queue += QN(edge.to, alt)
}
}
return dist[dest]
}
}


## Extra notes

We used some cool Kotlin features to implement the parsing process as well as the path finding algorithm, so let’s take a look to code one more time with details.

We decided to define some infix fun that is capable of creating nodes of graph. In Kotlin, we can define this kind of function for any type, the only restriction is the number of parameters of such functions that has to be equal to 1. It gives us the possibility to design some cool API, as the presented # for building graph nodes with 2 coordinates.

In Dijkstra implementation we used the named lambda neigh and the [email protected] statement. This approach was better than traditional continue in for loop because adj[u.n] might have been null, based on the Map<K, V> API (as would need extra care with ?: emptyList()). If you’re new to such a syntax, then let’s read the deep dive into similar problem with crossinline from Day 6 where this construct was used without giving extra name to the scope - here we could also write [email protected] but presented approach is more readable and fancy 😎. ###### Student of Computer Science
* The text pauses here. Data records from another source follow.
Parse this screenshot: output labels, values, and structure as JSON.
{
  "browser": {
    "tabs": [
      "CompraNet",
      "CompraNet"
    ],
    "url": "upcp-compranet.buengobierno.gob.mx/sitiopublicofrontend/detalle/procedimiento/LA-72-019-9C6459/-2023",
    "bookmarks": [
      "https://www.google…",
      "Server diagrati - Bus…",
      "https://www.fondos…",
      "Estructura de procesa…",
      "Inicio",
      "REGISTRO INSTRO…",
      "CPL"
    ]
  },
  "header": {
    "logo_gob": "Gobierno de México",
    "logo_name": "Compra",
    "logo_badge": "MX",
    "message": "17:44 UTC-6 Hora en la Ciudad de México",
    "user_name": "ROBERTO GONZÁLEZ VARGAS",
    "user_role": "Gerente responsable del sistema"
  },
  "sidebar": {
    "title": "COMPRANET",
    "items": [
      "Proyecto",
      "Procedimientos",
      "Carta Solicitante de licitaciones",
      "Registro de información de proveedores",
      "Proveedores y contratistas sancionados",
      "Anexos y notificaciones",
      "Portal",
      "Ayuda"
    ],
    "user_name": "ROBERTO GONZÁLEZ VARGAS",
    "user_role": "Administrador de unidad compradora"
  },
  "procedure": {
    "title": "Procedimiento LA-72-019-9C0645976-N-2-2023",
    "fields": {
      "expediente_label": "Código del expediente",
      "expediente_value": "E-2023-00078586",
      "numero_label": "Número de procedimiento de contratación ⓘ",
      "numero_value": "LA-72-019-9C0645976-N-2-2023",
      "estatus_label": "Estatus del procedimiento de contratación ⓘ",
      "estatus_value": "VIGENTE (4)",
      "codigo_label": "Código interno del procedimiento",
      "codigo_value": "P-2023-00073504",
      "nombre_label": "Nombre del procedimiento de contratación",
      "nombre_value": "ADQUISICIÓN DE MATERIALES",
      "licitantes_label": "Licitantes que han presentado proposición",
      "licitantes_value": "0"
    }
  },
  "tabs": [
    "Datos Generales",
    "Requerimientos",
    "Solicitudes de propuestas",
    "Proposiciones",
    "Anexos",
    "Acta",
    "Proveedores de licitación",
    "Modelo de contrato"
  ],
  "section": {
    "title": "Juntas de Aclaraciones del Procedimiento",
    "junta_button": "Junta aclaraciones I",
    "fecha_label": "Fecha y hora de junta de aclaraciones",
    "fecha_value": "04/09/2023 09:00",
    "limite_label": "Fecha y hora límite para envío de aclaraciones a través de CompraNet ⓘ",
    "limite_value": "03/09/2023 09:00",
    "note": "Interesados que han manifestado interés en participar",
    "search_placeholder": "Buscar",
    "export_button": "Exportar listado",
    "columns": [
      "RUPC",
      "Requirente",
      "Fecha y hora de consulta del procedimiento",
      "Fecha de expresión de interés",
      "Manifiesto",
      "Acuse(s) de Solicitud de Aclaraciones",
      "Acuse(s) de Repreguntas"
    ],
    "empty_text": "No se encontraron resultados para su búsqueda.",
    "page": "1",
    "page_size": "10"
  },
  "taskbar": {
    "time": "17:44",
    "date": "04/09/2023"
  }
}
My interests include robotics (mainly with Arduino), mobile development for Android (love Kotlin) and Java SE/EE applications development.